Monday, August 12, 2013
It's not about the apricots
A few weeks ago I returned from a work trip east of the mountains with two boxes of apricots. We dried a bunch. Made this jam with a few. And we put a few in jars. I asked Liam if he wanted to be in charge of packing the jars this year and he said "by myself?" and I said, "well, sure, I'll be here if you want help; I'll make the sugar syrup." So he got out his little knife, washed his hands really well, and started to pit the apricots and drop them in. A little instruction along the lines of make sure you get the bottom of the jar really full, we want to pack them in tight, and he was off. He packed four jars. He didn't cut himself, he didn't lose interest.
The thing is, the thing that is so easy to forget is, it's not so much about exactly how safely he can use the knife or whether he will actually finish packing the jars. He has practice enough to be safe enough with the knife* and apricots are pretty low risk. Besides, I'm right there, I'm watching. It's about him understanding that I believe in him; have confidence in his skills and ability to contribute something of value in the house.
He had a great day today; a four-hour play date with no fits or yelling, all disagreements worked out amicably; lunch in the chicken fort. So many of the things I see as behavior challenges on my good days and character flaws on my bad are undoubtedly something else entirely. Tiredness. Hunger. Too many instructions. Too little undivided attention. My own moods.
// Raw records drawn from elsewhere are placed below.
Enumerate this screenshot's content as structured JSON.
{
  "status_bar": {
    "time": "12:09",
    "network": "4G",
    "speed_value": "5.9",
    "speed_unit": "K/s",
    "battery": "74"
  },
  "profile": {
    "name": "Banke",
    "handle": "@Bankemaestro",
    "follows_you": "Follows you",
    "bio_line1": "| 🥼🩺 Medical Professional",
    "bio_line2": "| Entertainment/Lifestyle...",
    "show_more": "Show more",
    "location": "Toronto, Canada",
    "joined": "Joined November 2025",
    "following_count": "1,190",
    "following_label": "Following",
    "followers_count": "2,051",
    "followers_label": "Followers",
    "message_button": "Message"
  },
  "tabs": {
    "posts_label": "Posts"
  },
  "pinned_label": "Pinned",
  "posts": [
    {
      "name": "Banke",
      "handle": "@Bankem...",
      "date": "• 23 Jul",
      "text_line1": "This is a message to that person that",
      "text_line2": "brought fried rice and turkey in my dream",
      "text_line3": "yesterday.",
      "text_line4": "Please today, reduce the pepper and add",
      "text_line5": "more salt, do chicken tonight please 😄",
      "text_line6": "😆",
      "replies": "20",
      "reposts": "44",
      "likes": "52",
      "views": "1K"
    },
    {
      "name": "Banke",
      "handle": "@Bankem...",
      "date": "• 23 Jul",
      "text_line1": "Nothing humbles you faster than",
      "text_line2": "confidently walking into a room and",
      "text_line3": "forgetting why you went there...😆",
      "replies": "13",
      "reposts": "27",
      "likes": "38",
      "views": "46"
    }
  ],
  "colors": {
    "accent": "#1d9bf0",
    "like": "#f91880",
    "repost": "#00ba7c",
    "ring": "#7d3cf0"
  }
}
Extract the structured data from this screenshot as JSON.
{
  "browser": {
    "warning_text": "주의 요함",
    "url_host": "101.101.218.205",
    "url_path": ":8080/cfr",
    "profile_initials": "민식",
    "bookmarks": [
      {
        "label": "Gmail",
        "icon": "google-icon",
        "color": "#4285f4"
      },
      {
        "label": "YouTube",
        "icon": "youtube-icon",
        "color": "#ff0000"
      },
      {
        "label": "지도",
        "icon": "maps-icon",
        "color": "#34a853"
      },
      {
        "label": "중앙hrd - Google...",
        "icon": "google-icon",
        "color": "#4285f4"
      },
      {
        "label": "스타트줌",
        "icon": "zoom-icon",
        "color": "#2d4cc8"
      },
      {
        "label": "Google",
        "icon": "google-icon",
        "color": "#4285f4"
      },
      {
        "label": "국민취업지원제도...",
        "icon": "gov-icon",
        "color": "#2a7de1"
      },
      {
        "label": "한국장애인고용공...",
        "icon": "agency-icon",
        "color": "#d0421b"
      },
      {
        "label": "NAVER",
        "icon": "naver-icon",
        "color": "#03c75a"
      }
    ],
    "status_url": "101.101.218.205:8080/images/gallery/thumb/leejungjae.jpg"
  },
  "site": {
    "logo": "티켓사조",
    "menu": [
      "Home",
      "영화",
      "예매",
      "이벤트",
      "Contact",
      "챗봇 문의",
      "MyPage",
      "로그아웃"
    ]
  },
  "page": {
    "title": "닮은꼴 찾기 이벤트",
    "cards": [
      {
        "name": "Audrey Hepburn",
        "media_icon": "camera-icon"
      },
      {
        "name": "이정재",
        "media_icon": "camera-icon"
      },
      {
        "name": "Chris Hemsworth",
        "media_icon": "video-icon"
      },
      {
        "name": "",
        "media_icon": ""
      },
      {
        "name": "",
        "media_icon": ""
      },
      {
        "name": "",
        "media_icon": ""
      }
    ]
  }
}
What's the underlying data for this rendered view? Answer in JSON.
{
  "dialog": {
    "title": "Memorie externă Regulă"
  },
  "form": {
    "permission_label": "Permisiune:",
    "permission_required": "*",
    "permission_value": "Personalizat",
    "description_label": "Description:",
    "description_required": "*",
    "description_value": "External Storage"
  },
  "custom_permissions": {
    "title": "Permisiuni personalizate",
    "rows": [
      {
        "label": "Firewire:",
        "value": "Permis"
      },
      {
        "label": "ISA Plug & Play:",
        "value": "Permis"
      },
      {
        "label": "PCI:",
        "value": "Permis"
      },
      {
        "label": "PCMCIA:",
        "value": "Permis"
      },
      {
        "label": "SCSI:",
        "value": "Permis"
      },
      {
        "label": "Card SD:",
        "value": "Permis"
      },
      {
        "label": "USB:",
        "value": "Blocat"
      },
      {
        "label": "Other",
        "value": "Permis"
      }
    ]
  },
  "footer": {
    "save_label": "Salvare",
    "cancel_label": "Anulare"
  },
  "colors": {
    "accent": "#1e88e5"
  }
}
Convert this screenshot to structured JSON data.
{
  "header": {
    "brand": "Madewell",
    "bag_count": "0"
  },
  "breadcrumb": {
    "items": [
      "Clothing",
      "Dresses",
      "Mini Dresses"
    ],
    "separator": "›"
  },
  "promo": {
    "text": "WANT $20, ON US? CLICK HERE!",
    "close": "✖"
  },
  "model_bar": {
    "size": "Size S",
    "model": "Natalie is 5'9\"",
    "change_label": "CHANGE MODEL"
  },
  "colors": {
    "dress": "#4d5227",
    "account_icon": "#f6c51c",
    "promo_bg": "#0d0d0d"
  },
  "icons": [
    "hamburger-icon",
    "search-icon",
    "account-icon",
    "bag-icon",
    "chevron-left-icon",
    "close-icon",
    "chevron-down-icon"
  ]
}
He needs to understand beyond all doubt that I know for sure he is not just the fits and the whining and the spilled and broken stuff. He's also the kid who will jump up and pack four jars of apricots.
*That band-aid is from some other insult, not this adventure. See his bent fingers in the first picture? I taught him that. He knows how to keep his fingers out of the way of the knife.